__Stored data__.

⁂

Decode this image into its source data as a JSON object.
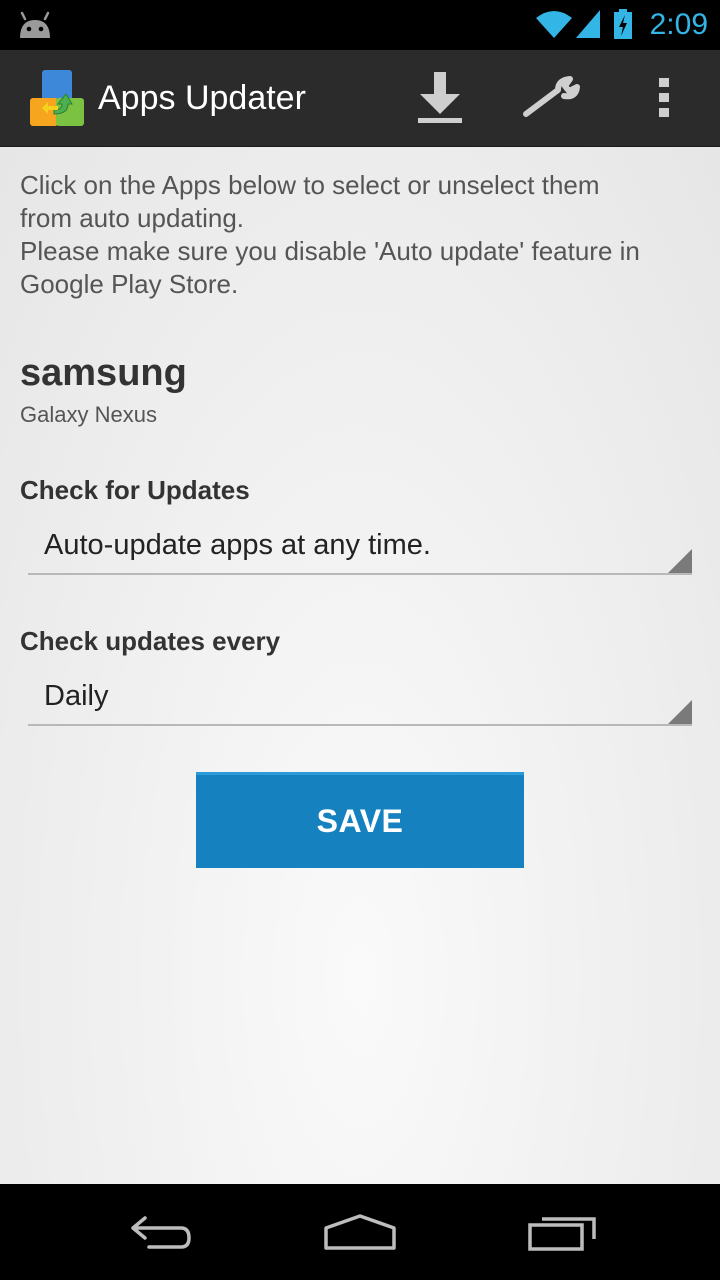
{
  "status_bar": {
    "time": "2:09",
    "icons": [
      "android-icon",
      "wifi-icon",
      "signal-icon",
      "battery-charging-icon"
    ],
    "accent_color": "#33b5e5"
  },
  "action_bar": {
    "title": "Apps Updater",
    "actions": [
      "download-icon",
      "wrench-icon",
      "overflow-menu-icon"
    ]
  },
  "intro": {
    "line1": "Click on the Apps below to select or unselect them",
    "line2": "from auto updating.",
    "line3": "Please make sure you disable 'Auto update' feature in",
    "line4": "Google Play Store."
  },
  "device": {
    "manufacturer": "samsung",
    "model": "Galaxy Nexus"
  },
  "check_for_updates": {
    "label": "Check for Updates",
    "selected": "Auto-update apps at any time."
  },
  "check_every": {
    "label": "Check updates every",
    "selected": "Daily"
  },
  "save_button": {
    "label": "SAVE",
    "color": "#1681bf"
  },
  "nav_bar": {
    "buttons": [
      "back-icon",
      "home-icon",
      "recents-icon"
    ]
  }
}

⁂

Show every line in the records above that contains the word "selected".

    "selected": "Auto-update apps at any time."
    "selected": "Daily"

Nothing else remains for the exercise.